22 SIGTTOU The operating system sends this signal to a process when it tries to write output to tty (computer terminal). The typical response is as per SIGTTIN.
23 SIGURG The operating system sends this signal to a process using a network connection when “urgent” out of band data is sent to it. When a process has urgent data to be read or the data is very large, the SIGURG signal is sent to the process.
24 SIGXCPU The operating system sends this signal to a process that has exceeded its CPU limit. You can cancel any CPU limit with the shell command “ulimit  -t unlimited” prior to running make though it is more likely that something has gone wrong if you reach the CPU limit in make. When a process uses the CPU past the allotted time, the system sends the process this signal. SIGXCPU acts like a warning; the process has time to save the progress (if possible) and close before the system kills the process with SIGKILL.
25 SIGXFSZ Filesystems have a limit to how large a file can be made. The operating system sends this signal to a process that has tried to create a file above the file size limit. You can cancel any file size limit with the shell command “ulimit -f unlimited” prior to running make though it is more likely that something has gone wrong if you reach the file size limit in make.
26 SIGVTALRM SIGVTALRM is sent when CPU time used by the process elapses. This is very similar to SIGALRM, but while SIGALRM is sent after a certain amount of real time has passed, SIGVTALRM is sent after a certain amount of time has been spent running the process.
27 SIGPROF Sent when CPU time used by the process and by the system on behalf of the process elapses. This is also very similar to SIGALRM and SIGVTALRM, but while SIGALRM is sent after a certain amount of real time has passed, SIGPROF is sent after a certain amount of time has been spent running the process
and running system code on behalf of the process.
28 SIGWINCH A process used to be sent this signal when one of its windows was resized. When a process is in a terminal that changes its size.
29 SIGIO (Also known as SIGPOLL) When a process causes an asynchronous I/O event, that process is sent the SIGPOLL signal. A process can arrange to have this signal sent to it when there is some input ready for it to process or an output channel has become ready for writing.
30 SIGPWR Power failures will cause the system to send this signal to processes (if the system is still on). A signal sent to processes by a power management service to indicate that power has switched to a short term emergency power supply. The process (especially long-running daemons) may care to shut down cleanlt before the emergency power fails.
31 SIGSYS Processes that give a system call an invalid parameter will receive this signal. Terminate the process (without a core dump). SIGUNUSED is synonymous with SIGSYS on most architectures.

 

 

Advertisements

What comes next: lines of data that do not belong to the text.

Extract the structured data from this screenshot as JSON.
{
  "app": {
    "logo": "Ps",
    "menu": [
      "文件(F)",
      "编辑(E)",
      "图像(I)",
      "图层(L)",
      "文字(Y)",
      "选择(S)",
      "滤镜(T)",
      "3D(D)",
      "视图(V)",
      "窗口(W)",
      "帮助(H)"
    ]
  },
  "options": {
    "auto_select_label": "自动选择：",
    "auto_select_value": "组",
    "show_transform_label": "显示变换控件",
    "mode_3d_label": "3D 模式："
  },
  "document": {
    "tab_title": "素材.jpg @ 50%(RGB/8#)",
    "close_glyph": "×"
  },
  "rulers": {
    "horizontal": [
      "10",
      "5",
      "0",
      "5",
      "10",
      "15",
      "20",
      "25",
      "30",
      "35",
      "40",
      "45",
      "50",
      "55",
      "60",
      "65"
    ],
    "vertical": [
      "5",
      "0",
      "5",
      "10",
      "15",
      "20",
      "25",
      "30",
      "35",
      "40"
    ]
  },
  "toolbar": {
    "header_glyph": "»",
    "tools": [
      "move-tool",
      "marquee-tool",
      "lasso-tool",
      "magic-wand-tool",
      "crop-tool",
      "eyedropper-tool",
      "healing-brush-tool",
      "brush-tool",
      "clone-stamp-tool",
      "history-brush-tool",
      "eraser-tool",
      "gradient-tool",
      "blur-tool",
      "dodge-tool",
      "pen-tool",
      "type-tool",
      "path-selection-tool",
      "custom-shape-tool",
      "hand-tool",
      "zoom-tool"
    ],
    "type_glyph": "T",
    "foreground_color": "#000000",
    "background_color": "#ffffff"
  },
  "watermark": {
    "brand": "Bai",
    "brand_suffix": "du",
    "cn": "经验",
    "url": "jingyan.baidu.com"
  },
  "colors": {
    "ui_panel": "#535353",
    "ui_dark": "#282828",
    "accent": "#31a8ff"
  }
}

Leave a Reply

Fill in your details below or click an icon to log in:

WordPress.com Logo

You are commenting using your WordPress.com account. Log Out / Change )

Twitter picture

You are commenting using your Twitter account. Log Out / Change )

Facebook photo

You are commenting using your Facebook account. Log Out / Change )

Google+ photo

You are commenting using your Google+ account. Log Out / Change )

Connecting to %s